Are Brazil and Turkey heading into recessions?
Emerging markets are making something of a comeback in 2014 after the Federal Reserve’s “tapering” comments triggered a disastrous sell-off beginning in May 2013. For example, the iShares MSCI Emerging Markets ETF (EEM | B-99) has eked out a gain of almost 4 percent this year after dropping by the same amount last year.
But not everyone is on board with the current rebound. To the contrary, Christopher Tsai, president and chief investment officer of Tsai Capital Corp., a long/short global equity manager based in New York, sees enough trouble in places from Turkey to Brazil and has enough conviction to actually be shorting the emerging markets altogether, and he uses ETFs to do it.
Tsai recently spoke to ETF.com staff writer Hung Tran about why he’s shorting emerging markets and why he thinks Brazil and Turkey are headed for a recession.
ETF.com: Can you give us some background about yourself and your firm?
Tsai: Our long/short fund launched in June 2011, and Tsai Capital Corp. has been managing money for primarily high net worth individuals and family offices since the beginning of 1998.
The long/short fund has about $28.5 million, and we also manage another roughly $20 million in separate accounts. Unlike a lot of other hedge fund firms, we prefer to invest for the long term. So we stay invested so long as the fundamental and the qualitative characteristics remain favorable.
We also believe in concentration as opposed to diversification, and that generally means that we prefer to hold 10 to 15 high-quality names. When it comes to shorting, we take a directional approach and we prefer to short indexes though ETFs, as opposed to just individual equities.
ETF.com: I also understand you have a very interesting financial background relating to your grandmother.
Tsai: My grandmother was a really interesting woman, and I wish that she lived longer than 93 years. Ruth Tsai was born in Shanghai, and she was the only woman to trade on the Shanghai Stock Exchange during World War II; basically from 1939 to, I believe, around December 1941 when Japanese troops came in and took over the Shanghai international settlement and the exchange was halted at that point.
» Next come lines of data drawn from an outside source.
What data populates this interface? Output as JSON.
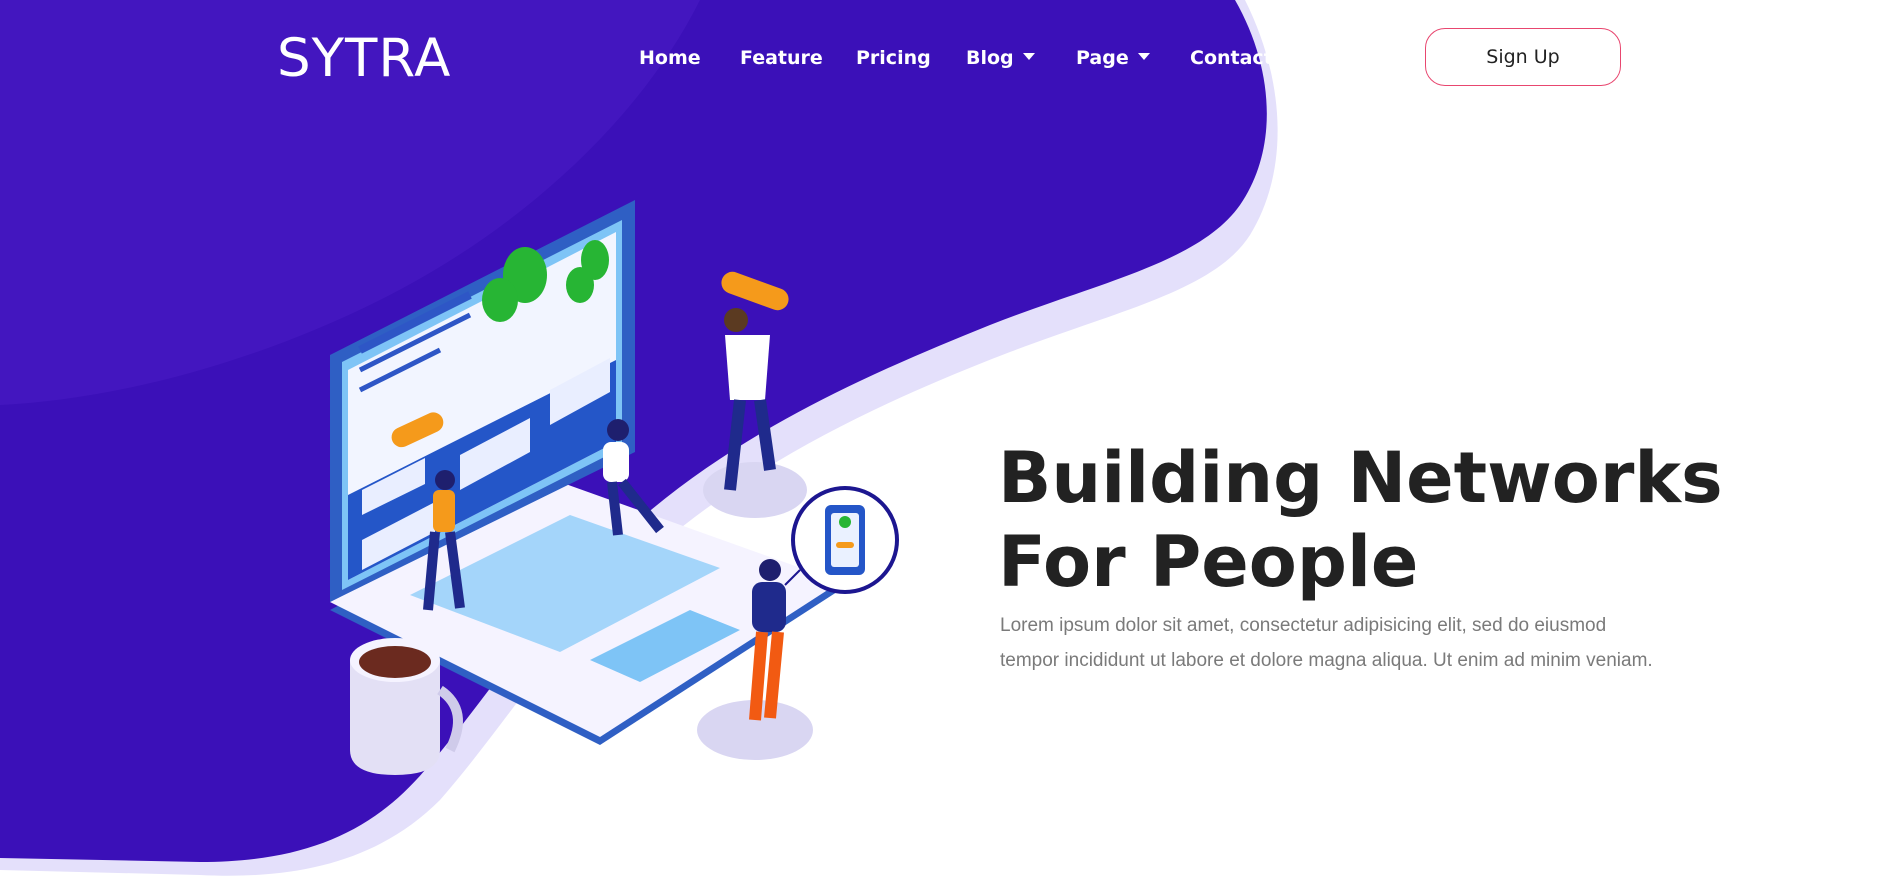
{
  "brand": {
    "logo_text": "SYTRA"
  },
  "nav": {
    "items": [
      {
        "label": "Home",
        "dropdown": false
      },
      {
        "label": "Feature",
        "dropdown": false
      },
      {
        "label": "Pricing",
        "dropdown": false
      },
      {
        "label": "Blog",
        "dropdown": true
      },
      {
        "label": "Page",
        "dropdown": true
      },
      {
        "label": "Contact",
        "dropdown": false
      }
    ],
    "signup_label": "Sign Up"
  },
  "hero": {
    "title_line1": "Building Networks",
    "title_line2": "For People",
    "description": "Lorem ipsum dolor sit amet, consectetur adipisicing elit, sed do eiusmod tempor incididunt ut labore et dolore magna aliqua. Ut enim ad minim veniam."
  },
  "colors": {
    "primary_blob": "#3b10b8",
    "blob_shadow": "#e4e0fb",
    "signup_border": "#e8466f",
    "title": "#222222",
    "text_muted": "#7a7a7a"
  },
  "illustration": {
    "subject": "isometric laptop with people building a network",
    "icons": [
      "laptop-icon",
      "coffee-mug-icon",
      "phone-bubble-icon",
      "tree-icon"
    ]
  }
}
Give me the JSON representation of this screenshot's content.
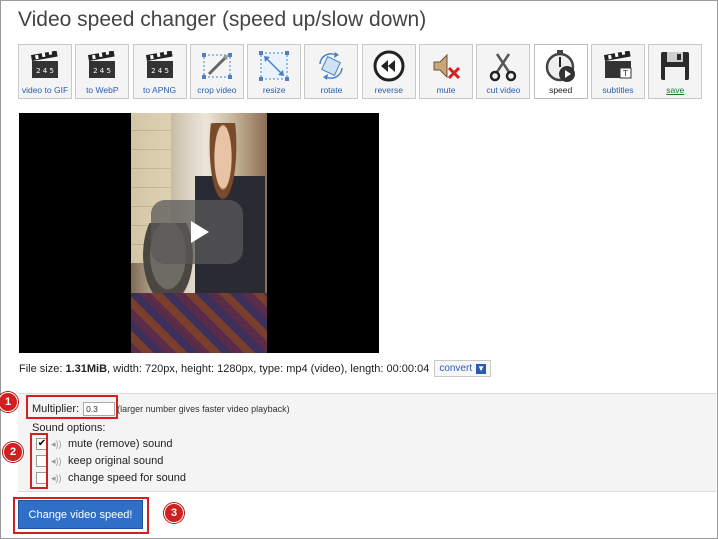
{
  "page": {
    "title": "Video speed changer (speed up/slow down)"
  },
  "toolbar": {
    "items": [
      {
        "label": "video to GIF",
        "icon": "clapperboard-gif-icon"
      },
      {
        "label": "to WebP",
        "icon": "clapperboard-webp-icon"
      },
      {
        "label": "to APNG",
        "icon": "clapperboard-apng-icon"
      },
      {
        "label": "crop video",
        "icon": "crop-icon"
      },
      {
        "label": "resize",
        "icon": "resize-icon"
      },
      {
        "label": "rotate",
        "icon": "rotate-icon"
      },
      {
        "label": "reverse",
        "icon": "rewind-icon"
      },
      {
        "label": "mute",
        "icon": "speaker-mute-icon"
      },
      {
        "label": "cut video",
        "icon": "scissors-icon"
      },
      {
        "label": "speed",
        "icon": "stopwatch-play-icon"
      },
      {
        "label": "subtitles",
        "icon": "clapperboard-subtitles-icon"
      },
      {
        "label": "save",
        "icon": "floppy-disk-icon"
      }
    ],
    "active_label": "speed"
  },
  "video": {
    "play_icon": "play-icon"
  },
  "fileinfo": {
    "prefix": "File size: ",
    "size": "1.31MiB",
    "rest": ", width: 720px, height: 1280px, type: mp4 (video), length: 00:00:04",
    "convert_label": "convert"
  },
  "options": {
    "multiplier_label": "Multiplier:",
    "multiplier_value": "0.3",
    "multiplier_hint": "(larger number gives faster video playback)",
    "sound_label": "Sound options:",
    "sound": [
      {
        "label": "mute (remove) sound",
        "checked": true
      },
      {
        "label": "keep original sound",
        "checked": false
      },
      {
        "label": "change speed for sound",
        "checked": false
      }
    ]
  },
  "submit": {
    "label": "Change video speed!"
  },
  "annotations": {
    "badges": [
      "1",
      "2",
      "3"
    ],
    "color": "#d21f1f"
  },
  "colors": {
    "button_blue": "#2f6fc8",
    "link_blue": "#2a5db0",
    "highlight_red": "#d21f1f"
  }
}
But that was an amazing experience for her, because the Shanghai exchange was really the financial center of the Far East at the time. She told me when I was 10 years old that she traded everything from stocks, bonds, gold and other commodities.
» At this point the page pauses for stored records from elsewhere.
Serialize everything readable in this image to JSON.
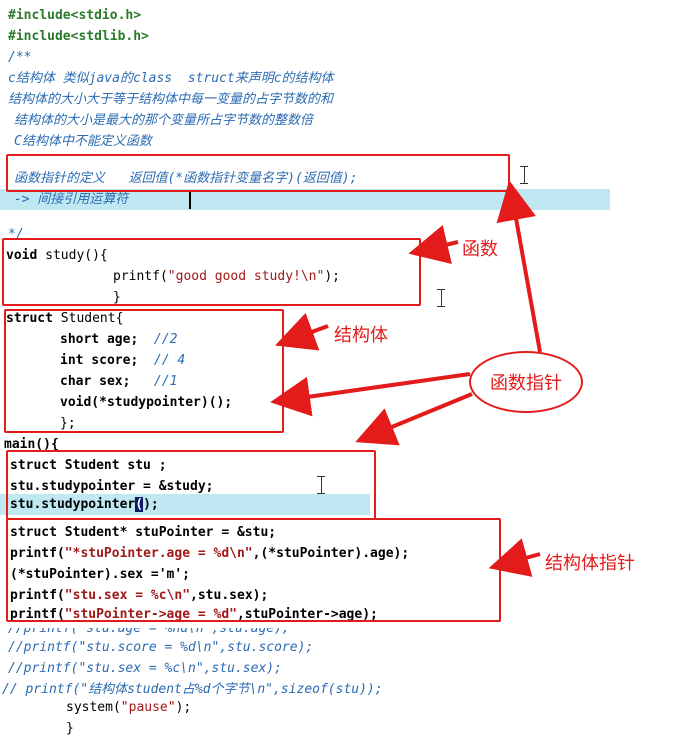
{
  "code": {
    "l1": "#include<stdio.h>",
    "l2": "#include<stdlib.h>",
    "l3": "/**",
    "l4": "c结构体 类似java的class  struct来声明c的结构体",
    "l5": "结构体的大小大于等于结构体中每一变量的占字节数的和",
    "l6": "结构体的大小是最大的那个变量所占字节数的整数倍",
    "l7": "C结构体中不能定义函数",
    "l8": "函数指针的定义   返回值(*函数指针变量名字)(返回值);",
    "l9": " -> 间接引用运算符",
    "l10": "*/",
    "void": "void",
    "study_sig": " study(){",
    "printf": "printf",
    "paren_open": "(",
    "paren_close_semi": ");",
    "good_study_str": "\"good good study!\\n\"",
    "brace_close": "}",
    "struct_kw": "struct",
    "student_open": " Student{",
    "short_age": "short age;  ",
    "c2": "//2",
    "int_score": "int score;  ",
    "c4": "// 4",
    "char_sex": "char sex;   ",
    "c1": "//1",
    "void_ptr": "void(*studypointer)();",
    "struct_close": "};",
    "main": "main(){",
    "stu_decl": "struct Student stu ;",
    "assign_ptr": "stu.studypointer = &study;",
    "call_ptr_a": "stu.studypointer",
    "call_ptr_paren": "(",
    "call_ptr_b": ");",
    "stupointer_decl": "struct Student* stuPointer = &stu;",
    "age_str": "\"*stuPointer.age = %d\\n\"",
    "age_args": ",(*stuPointer).age);",
    "set_sex": "(*stuPointer).sex ='m';",
    "sex_str": "\"stu.sex = %c\\n\"",
    "sex_args": ",stu.sex);",
    "arrow_str": "\"stuPointer->age = %d\"",
    "arrow_args": ",stuPointer->age);",
    "cl1": "//printf(\"stu.age = %hd\\n\",stu.age);",
    "cl2": "//printf(\"stu.score = %d\\n\",stu.score);",
    "cl3": "//printf(\"stu.sex = %c\\n\",stu.sex);",
    "cl4": "// printf(\"结构体student占%d个字节\\n\",sizeof(stu));",
    "system": "system",
    "pause_str": "\"pause\""
  },
  "annotations": {
    "function": "函数",
    "struct": "结构体",
    "function_pointer": "函数指针",
    "struct_pointer": "结构体指针"
  },
  "colors": {
    "annotation_red": "#e31b1b",
    "comment_blue": "#2b6bb3",
    "preprocessor_green": "#2a7a2a",
    "string_red": "#a01818",
    "line_highlight": "#bfe8f2"
  }
}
So that was pretty amazing for a woman at that time, because most of those types of affairs were really handled by the so-called man of the house.
ETF.com: Which particular ETF or ETFs are you currently using to short?
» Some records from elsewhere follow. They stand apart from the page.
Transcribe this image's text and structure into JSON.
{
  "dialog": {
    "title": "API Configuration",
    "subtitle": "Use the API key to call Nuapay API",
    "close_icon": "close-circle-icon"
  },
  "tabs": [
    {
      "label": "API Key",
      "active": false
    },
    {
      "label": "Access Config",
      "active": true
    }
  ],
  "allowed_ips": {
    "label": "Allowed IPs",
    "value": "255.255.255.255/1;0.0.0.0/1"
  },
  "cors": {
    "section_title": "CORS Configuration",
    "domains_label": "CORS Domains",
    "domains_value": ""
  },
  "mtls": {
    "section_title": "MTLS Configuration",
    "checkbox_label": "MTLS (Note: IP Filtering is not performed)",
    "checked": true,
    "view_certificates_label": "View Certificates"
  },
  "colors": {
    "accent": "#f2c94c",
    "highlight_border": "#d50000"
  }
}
Tsai: Since Tsai Capital focuses on companies with significant exposure to emerging markets, a natural hedge for us in terms of offsetting our exposure on the long book is to short the iShares MSCI Emerging Markets ETF (EEM | B-99), which is a very liquid emerging markets ETF.